Years ago, one of the presentation decks I used started with a red dot on the first slide. That was it. Just a red dot. Big enough that you could see what it was, but without any context for the audience. The second slide revealed the full picture, and the audience discovered they were looking at a bullseye.
Those slides helped underscore the importance of context, perspective and starting from the same point of reference. It was obvious to everyone in the room what the red dot was when I flipped back to the first slide, but only because they were all on the same page and had just seen the same thing.
Just like with the bullseye, sometimes we lose sight of the bigger picture and the fact that not everyone is seeing or hearing things the same way we are. It’s obvious that looking at a red dot without any context is confusing, but are you aware of how often that happens in conversations?
When get dialed in and focused, it’s easy to lose sight of the fact that everyone else isn’t in the same place. They haven’t been problem-solving the client issue that came up this morning. They don’t feel compelled to take immediate action on what was discussed in the staff meeting. They aren’t obsessed with email discussion that’s gone around the office.
Everyone is in to their own thing. So, you can’t assume people are starting from the same point of reference in a conversation. If you do, you could be adding to the confusion and communication breakdowns at work.
Take a look at the video and see what my shoes and Gatorade have to do with this conversation, then consider how to give colleagues the context and perspective they need to have a productive conversation.Effective communicators avoid confusion by starting from the same point of reference. You can do that by verbally referencing a previous conversation or situation. Click To Tweet
Effective communicators avoid confusion by starting from the same point of reference.
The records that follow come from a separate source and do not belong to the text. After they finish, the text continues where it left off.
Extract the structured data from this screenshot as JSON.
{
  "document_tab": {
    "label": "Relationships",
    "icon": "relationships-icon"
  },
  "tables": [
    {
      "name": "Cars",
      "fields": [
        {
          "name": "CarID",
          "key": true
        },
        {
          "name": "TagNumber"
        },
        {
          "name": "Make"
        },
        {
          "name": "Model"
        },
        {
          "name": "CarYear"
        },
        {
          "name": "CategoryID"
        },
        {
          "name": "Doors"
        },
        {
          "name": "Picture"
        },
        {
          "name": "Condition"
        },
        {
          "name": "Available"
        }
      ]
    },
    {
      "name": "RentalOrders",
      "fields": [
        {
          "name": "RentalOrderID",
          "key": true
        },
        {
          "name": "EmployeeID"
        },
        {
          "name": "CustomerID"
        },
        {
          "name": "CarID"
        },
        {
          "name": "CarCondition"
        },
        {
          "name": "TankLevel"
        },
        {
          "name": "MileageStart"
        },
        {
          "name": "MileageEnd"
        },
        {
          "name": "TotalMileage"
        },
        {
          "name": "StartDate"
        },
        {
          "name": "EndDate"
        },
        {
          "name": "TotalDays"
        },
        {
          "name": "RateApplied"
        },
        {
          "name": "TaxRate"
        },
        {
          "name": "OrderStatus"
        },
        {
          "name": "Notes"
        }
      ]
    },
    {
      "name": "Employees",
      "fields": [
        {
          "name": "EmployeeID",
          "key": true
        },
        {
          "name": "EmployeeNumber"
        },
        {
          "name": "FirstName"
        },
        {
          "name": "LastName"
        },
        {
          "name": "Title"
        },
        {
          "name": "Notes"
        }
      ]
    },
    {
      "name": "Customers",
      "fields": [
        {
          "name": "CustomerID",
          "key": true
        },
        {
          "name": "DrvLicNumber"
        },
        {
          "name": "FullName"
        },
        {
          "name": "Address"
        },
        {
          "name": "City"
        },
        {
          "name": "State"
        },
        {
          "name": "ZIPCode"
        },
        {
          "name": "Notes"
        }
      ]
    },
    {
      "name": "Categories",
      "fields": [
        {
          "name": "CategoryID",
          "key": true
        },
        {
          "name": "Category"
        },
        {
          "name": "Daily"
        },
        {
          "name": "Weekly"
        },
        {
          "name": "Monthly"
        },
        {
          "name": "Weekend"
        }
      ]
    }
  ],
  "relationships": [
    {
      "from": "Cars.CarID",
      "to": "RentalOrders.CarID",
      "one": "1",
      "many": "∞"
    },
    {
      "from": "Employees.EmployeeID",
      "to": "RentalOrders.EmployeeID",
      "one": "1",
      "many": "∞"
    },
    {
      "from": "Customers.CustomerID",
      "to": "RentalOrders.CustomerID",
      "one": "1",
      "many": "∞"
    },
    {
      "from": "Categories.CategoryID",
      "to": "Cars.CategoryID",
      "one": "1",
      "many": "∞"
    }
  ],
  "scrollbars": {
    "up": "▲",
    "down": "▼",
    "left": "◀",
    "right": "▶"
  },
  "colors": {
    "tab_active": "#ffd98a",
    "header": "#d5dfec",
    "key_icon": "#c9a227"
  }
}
Jen Mueller is a badass at business communication. She’s spent nearly 20 years in sports broadcasting and knows what effective communication sounds like. Her experience in professional locker rooms provides a unique take on business communication. Jen is a member of the Seattle Mariners television broadcast team and the sideline radio reporter for the Seattle Seahawks. Hire Jen to speak for your next conference, event or training. Email: Jen@TalkSportytoMe.com